Spread from Hauser & Wirth Publishers’ 2021 facsimile of Marcel Duchamp, the artist’s 1959 monograph. Artwork by Marcel Duchamp © Association Marcel Duchamp / ProLitteris, Zurich, 2021. Courtesy Hauser & Wirth Publishers

Larry Bell 

‘My memories of Duchamp are brief. He came to my studio in 1962 with English artist Richard Hamilton and American surrealist William Copley. They had come to Los Angeles to look at where Marcel was going to have his first retrospective [the Pasadena Museum of Art]. The museum director was Walter Hopps, who was previously my dealer. 

‘These three guys descended on my studio and gently knocked on the door.

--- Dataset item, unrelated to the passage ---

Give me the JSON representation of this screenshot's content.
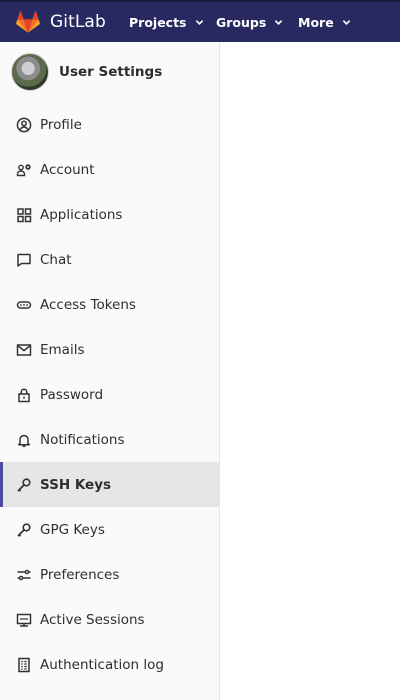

I wasn’t expecting anyone to come, and none of my friends would ever come to the front door, so these were unknown intruders. I had a little peephole at the front and I saw these guys dressed in neckties and suits. I was positive they were city inspectors. During that time, there was a lot of pressure on people who lived in storefronts; it wasn’t legal. This was my studio, but I lived there also. 

‘They knocked for about 20 minutes. I finally opened the door and before I could say hello, one of the guys said “Walter Hopps sent us”, so I let them in. At that point, I had very bad hearing, and I didn’t hear the names, apart from Copley who introduced me to the group. I thought they might be collectors, and showed them around. One of them had an English accent. The older guy didn’t say much, but he smoked a cigar. I smoked cigars too, but I’d never seen anyone hold a cigar between his little finger and ring finger before. The English guy was explaining to the older fella what I was doing, and it was not correct, so I tried to correct the older guy’s understanding. Then Copley said something like, “Marcel, didn’t you do something like this a long time ago?” When he said Marcel, I realised who the older guy was, and I fucking freaked. I couldn’t talk anymore. I was totally catatonic and threw myself against the wall. All of a sudden the atmosphere had changed. They thanked me for letting them come, and they left. On your question about influence, I tried to hold the cigar as Duchamp did, but it didn’t work for me.’ 

Portrait of Duchamp in 1958

Duchamp signing the labels EAU & GAZ À TOUS LES ÉTAGES for the deluxe edition of Sur Marcel Duchamp (the title of the orginal French version of the book) at the Trianon Press offices, Paris, 23 September 1958. Photography: Richard Lusby. Courtesy Marcel Duchamp Archives, Paris

Monica Bonvicini

‘Duchamp’s use of unusual materials, as well as his choice of productions, is such a fetish, expressing a male desire typical for someone coming from his background. His desire to escape classification of any sort made his own art and his own persona ungraspable, turning himself into fetish subjects. I always found his dealing with erotica and sex not only beautiful but funny and irreverent as no male artist of his generation did.’

Mika Rottenberg 

‘[Duchamp is] a huge influence [in] his seriously playful approach to art as a game of logic constructs and values. [Also] his titles, and the way he made viewers complete and participate in the work with no pretence.’ §

Book with slipcase

The book with slipcase. Artwork by Marcel Duchamp © Association Marcel Duchamp / ProLitteris, Zurich, 2021. Courtesy Hauser & Wirth Publishers

A 1959 deluxe edition, press copy. Galerie 1900 - 2000 Artwork © Association Marcel Duchamp / ProLitteris, Zurich, 2021. Courtesy Hauser & Wirth Publishers

A 1959 deluxe edition, press copy. Galerie 1900 – 2000 Artwork by Marcel Duchamp © Association Marcel Duchamp / ProLitteris, Zurich, 2021. Courtesy Hauser & Wirth Publishers